DATA FOR THIS EXERCISE START

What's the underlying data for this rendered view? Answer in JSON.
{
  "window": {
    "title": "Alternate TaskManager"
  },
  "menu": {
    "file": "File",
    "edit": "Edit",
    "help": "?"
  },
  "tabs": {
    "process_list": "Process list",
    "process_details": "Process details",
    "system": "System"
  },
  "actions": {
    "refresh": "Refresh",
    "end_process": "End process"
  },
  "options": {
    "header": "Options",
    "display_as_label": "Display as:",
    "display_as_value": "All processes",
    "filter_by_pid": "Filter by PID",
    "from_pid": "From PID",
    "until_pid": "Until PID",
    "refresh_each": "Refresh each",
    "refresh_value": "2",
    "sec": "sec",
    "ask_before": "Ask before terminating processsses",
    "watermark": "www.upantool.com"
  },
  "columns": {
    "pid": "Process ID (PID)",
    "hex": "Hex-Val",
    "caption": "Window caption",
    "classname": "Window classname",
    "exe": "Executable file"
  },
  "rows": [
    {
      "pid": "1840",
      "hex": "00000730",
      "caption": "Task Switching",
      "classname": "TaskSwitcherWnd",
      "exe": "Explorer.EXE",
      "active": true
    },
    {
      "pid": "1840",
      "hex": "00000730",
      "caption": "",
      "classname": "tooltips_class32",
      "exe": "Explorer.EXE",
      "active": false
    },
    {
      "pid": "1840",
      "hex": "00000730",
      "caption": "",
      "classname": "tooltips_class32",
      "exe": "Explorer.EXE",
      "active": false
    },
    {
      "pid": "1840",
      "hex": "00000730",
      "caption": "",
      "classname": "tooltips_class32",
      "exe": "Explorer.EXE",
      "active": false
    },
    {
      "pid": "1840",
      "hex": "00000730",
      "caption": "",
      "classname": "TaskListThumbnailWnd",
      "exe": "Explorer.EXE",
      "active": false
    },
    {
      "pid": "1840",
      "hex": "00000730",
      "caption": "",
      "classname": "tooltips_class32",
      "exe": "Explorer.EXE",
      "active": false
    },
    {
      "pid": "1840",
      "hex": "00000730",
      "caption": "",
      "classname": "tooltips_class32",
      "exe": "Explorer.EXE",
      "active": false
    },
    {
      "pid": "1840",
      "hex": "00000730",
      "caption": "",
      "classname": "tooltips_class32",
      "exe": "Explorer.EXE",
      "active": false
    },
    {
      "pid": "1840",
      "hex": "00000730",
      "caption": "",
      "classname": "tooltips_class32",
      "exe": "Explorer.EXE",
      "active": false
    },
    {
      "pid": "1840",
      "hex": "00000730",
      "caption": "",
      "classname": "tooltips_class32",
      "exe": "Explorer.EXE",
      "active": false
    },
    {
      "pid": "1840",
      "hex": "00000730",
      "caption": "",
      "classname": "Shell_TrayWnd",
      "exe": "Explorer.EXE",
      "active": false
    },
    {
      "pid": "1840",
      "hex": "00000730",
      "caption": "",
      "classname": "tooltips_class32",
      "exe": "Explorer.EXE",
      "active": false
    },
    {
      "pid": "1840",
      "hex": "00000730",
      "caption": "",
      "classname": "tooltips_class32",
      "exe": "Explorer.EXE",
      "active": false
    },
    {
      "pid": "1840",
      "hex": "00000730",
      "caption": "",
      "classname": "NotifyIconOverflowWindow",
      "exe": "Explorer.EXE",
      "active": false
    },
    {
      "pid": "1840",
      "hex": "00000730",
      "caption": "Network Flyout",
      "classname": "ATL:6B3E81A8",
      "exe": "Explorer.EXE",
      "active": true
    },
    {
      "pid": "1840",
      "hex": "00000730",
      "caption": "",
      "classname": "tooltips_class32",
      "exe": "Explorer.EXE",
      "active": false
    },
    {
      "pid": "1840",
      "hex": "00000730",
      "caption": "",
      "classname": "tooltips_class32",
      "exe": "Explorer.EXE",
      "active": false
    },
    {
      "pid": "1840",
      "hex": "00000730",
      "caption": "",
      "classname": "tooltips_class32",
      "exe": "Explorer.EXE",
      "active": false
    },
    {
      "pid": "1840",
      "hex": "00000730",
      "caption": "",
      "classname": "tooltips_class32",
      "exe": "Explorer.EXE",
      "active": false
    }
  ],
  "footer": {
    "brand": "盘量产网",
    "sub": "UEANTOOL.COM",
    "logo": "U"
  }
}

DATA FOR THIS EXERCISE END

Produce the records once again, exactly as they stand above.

● SOLUTION
What's the underlying data for this rendered view? Answer in JSON.
{
  "window": {
    "title": "Alternate TaskManager"
  },
  "menu": {
    "file": "File",
    "edit": "Edit",
    "help": "?"
  },
  "tabs": {
    "process_list": "Process list",
    "process_details": "Process details",
    "system": "System"
  },
  "actions": {
    "refresh": "Refresh",
    "end_process": "End process"
  },
  "options": {
    "header": "Options",
    "display_as_label": "Display as:",
    "display_as_value": "All processes",
    "filter_by_pid": "Filter by PID",
    "from_pid": "From PID",
    "until_pid": "Until PID",
    "refresh_each": "Refresh each",
    "refresh_value": "2",
    "sec": "sec",
    "ask_before": "Ask before terminating processsses",
    "watermark": "www.upantool.com"
  },
  "columns": {
    "pid": "Process ID (PID)",
    "hex": "Hex-Val",
    "caption": "Window caption",
    "classname": "Window classname",
    "exe": "Executable file"
  },
  "rows": [
    {
      "pid": "1840",
      "hex": "00000730",
      "caption": "Task Switching",
      "classname": "TaskSwitcherWnd",
      "exe": "Explorer.EXE",
      "active": true
    },
    {
      "pid": "1840",
      "hex": "00000730",
      "caption": "",
      "classname": "tooltips_class32",
      "exe": "Explorer.EXE",
      "active": false
    },
    {
      "pid": "1840",
      "hex": "00000730",
      "caption": "",
      "classname": "tooltips_class32",
      "exe": "Explorer.EXE",
      "active": false
    },
    {
      "pid": "1840",
      "hex": "00000730",
      "caption": "",
      "classname": "tooltips_class32",
      "exe": "Explorer.EXE",
      "active": false
    },
    {
      "pid": "1840",
      "hex": "00000730",
      "caption": "",
      "classname": "TaskListThumbnailWnd",
      "exe": "Explorer.EXE",
      "active": false
    },
    {
      "pid": "1840",
      "hex": "00000730",
      "caption": "",
      "classname": "tooltips_class32",
      "exe": "Explorer.EXE",
      "active": false
    },
    {
      "pid": "1840",
      "hex": "00000730",
      "caption": "",
      "classname": "tooltips_class32",
      "exe": "Explorer.EXE",
      "active": false
    },
    {
      "pid": "1840",
      "hex": "00000730",
      "caption": "",
      "classname": "tooltips_class32",
      "exe": "Explorer.EXE",
      "active": false
    },
    {
      "pid": "1840",
      "hex": "00000730",
      "caption": "",
      "classname": "tooltips_class32",
      "exe": "Explorer.EXE",
      "active": false
    },
    {
      "pid": "1840",
      "hex": "00000730",
      "caption": "",
      "classname": "tooltips_class32",
      "exe": "Explorer.EXE",
      "active": false
    },
    {
      "pid": "1840",
      "hex": "00000730",
      "caption": "",
      "classname": "Shell_TrayWnd",
      "exe": "Explorer.EXE",
      "active": false
    },
    {
      "pid": "1840",
      "hex": "00000730",
      "caption": "",
      "classname": "tooltips_class32",
      "exe": "Explorer.EXE",
      "active": false
    },
    {
      "pid": "1840",
      "hex": "00000730",
      "caption": "",
      "classname": "tooltips_class32",
      "exe": "Explorer.EXE",
      "active": false
    },
    {
      "pid": "1840",
      "hex": "00000730",
      "caption": "",
      "classname": "NotifyIconOverflowWindow",
      "exe": "Explorer.EXE",
      "active": false
    },
    {
      "pid": "1840",
      "hex": "00000730",
      "caption": "Network Flyout",
      "classname": "ATL:6B3E81A8",
      "exe": "Explorer.EXE",
      "active": true
    },
    {
      "pid": "1840",
      "hex": "00000730",
      "caption": "",
      "classname": "tooltips_class32",
      "exe": "Explorer.EXE",
      "active": false
    },
    {
      "pid": "1840",
      "hex": "00000730",
      "caption": "",
      "classname": "tooltips_class32",
      "exe": "Explorer.EXE",
      "active": false
    },
    {
      "pid": "1840",
      "hex": "00000730",
      "caption": "",
      "classname": "tooltips_class32",
      "exe": "Explorer.EXE",
      "active": false
    },
    {
      "pid": "1840",
      "hex": "00000730",
      "caption": "",
      "classname": "tooltips_class32",
      "exe": "Explorer.EXE",
      "active": false
    }
  ],
  "footer": {
    "brand": "盘量产网",
    "sub": "UEANTOOL.COM",
    "logo": "U"
  }
}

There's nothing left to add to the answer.